Primary memory (RAM): Primary memory is the memory that is directly accessible by the processor. It stores data and instructions that are currently being used by the computer. The amount of primary memory available on a computer determines the number of programs and amount of data that can be processed simultaneously.
Secondary storage (hard drive, SSD): Secondary storage is used to store data and programs that are not currently being used by the processor. It provides long-term storage for files and documents. The size of the secondary storage determines the amount of data that can be stored on the computer.
Processor speed: Processor speed refers to the number of operations the processor can perform per second. A faster processor speed means that more instructions can be executed in a shorter amount of time, resulting in faster overall performance.
Bandwidth: Bandwidth refers to the maximum amount of data that can be transferred over a network or an internet connection. A higher bandwidth means that data can be transferred more quickly, resulting in faster download and upload speeds.
Screen resolution: Screen resolution refers to the number of pixels on a display screen. A higher screen resolution means that the screen can display more detail, resulting in sharper and more detailed images.
Disk storage: Disk storage refers to the amount of storage space available on a hard drive or SSD. It determines the amount of data that can be stored on the computer.
Sound processor: The sound processor is responsible for producing and processing audio signals. It determines the quality of the sound that is produced by the computer.
Graphics processor: The graphics processor is responsible for rendering images and video on a computer. It determines the quality and speed of the visual display.
Cache: Cache is a type of memory that is used to store frequently accessed data and instructions. It can be accessed more quickly than primary memory, which can improve overall performance.
Network connectivity: Network connectivity refers to the ability of a computer to connect to a network, such as the internet or a local area network. It determines the ability of the computer to access network resources and communicate with other devices on the network.
3D graphics: Computer-generated images or animations that appear three-dimensional.
Multi-access programming environments: A programming environment that allows multiple users to work on the same program or project simultaneously.
Multi-programming environments: An operating system environment that allows multiple programs to run simultaneously on the same computer.
Operating system: The software that manages computer hardware and software resources and provides common services for computer programs.
Managing memory: The process of allocating and managing memory resources for computer programs.
Peripherals: Devices that can be connected to a computer to enhance its functionality, such as a printer or a scanner.
Hardware interfaces: The physical connections and protocols that allow hardware devices to communicate with each other.
Time-slicing: A scheduling technique that allows multiple processes to share a single CPU by dividing the CPU time into slices.
Scheduling: The process of determining which programs or processes will run at what time on a computer.
Policies: Rules and guidelines that govern the behaviour of a computer system or its users.

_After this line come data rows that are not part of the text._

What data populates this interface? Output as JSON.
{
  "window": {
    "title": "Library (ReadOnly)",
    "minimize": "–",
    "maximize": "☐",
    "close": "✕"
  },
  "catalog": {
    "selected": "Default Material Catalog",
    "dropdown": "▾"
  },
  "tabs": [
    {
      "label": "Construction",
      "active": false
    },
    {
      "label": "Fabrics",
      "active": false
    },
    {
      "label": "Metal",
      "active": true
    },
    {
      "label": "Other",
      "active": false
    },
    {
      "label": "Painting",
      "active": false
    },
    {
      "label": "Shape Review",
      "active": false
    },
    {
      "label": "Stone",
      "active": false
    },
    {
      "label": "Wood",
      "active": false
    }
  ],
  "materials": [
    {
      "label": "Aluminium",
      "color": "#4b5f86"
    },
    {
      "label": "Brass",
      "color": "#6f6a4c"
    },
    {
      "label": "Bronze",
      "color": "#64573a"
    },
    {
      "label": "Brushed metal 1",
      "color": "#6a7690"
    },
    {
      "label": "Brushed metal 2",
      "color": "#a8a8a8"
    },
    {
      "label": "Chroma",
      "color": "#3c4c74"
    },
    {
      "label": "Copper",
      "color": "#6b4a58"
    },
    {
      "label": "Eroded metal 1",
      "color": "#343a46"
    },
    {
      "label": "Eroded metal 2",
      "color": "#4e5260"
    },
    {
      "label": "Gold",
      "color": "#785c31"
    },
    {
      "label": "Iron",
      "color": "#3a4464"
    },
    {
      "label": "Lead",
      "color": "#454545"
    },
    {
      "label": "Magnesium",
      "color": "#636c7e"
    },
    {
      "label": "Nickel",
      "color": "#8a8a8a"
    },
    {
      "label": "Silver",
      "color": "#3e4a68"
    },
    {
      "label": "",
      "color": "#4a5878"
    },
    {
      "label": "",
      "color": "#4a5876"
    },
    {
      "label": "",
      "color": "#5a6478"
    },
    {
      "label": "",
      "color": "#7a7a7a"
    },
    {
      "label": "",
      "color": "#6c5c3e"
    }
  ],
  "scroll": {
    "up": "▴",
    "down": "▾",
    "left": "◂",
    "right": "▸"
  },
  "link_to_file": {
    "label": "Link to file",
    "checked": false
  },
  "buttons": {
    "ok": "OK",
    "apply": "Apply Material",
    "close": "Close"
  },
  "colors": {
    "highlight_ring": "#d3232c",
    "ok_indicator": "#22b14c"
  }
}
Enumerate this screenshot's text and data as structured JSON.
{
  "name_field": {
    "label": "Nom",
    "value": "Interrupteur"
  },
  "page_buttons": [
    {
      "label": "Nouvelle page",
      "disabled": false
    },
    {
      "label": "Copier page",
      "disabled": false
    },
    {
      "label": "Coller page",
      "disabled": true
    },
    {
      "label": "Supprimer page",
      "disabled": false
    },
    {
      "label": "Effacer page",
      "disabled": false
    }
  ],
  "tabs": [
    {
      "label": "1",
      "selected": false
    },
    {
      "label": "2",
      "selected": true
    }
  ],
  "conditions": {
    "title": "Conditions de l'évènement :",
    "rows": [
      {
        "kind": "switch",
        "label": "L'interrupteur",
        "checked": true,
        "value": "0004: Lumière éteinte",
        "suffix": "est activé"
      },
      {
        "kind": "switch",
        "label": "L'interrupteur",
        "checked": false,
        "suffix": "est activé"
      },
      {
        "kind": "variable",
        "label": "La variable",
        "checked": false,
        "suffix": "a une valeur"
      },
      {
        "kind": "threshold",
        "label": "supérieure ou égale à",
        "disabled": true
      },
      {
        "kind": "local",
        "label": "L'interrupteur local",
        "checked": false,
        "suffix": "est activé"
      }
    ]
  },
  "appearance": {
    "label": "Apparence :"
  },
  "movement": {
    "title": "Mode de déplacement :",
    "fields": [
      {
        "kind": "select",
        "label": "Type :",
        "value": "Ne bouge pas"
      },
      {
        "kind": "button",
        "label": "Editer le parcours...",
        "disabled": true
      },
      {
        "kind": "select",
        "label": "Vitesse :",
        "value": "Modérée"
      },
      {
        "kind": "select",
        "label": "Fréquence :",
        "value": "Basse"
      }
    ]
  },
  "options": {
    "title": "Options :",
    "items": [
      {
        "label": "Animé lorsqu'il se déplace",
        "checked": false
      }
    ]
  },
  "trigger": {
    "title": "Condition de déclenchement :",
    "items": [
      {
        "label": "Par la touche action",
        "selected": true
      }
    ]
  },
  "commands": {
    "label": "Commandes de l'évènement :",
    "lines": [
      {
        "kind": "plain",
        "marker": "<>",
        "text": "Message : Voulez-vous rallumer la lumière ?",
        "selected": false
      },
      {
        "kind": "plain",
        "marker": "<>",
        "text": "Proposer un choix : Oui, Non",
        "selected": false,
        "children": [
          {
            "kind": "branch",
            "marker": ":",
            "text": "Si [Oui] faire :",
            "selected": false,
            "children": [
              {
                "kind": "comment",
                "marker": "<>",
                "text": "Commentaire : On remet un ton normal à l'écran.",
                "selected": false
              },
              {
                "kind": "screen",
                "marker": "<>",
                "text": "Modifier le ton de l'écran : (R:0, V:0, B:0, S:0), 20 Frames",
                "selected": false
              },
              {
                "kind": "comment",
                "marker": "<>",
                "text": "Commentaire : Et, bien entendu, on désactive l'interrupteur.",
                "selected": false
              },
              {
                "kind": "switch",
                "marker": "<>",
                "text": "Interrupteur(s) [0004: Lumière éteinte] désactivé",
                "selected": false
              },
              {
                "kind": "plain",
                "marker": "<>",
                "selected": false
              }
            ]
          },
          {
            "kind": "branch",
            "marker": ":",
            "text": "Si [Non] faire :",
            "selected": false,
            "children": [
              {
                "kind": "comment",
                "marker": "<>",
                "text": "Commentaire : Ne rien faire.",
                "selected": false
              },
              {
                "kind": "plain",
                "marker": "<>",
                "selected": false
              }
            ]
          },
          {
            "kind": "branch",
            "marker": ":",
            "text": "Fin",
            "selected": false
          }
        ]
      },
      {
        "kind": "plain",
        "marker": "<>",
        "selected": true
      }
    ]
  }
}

Multitasking: The ability of an operating system to run multiple programs or processes simultaneously.
Virtual memory: A technique used by an operating system to enable a computer to use more memory than is physically available by temporarily transferring data from RAM to a hard disk.
Paging: A virtual memory management technique that divides memory into fixed-size blocks called pages.
Interrupt: A signal sent to a computer's CPU that temporarily stops the currently executing program or process to allow a higher-priority task to be performed.
Polling: A method used to check the status of a device or process by repeatedly sending requests for information.
Virtualize real devices: The process of creating a virtual version of a physical device, such as a network adapter or a hard drive.
Virtual drive letters: A mapping of a drive letter to a network share or other storage location.
Java virtual machine: A virtual machine that allows Java programs to run on different platforms without modification.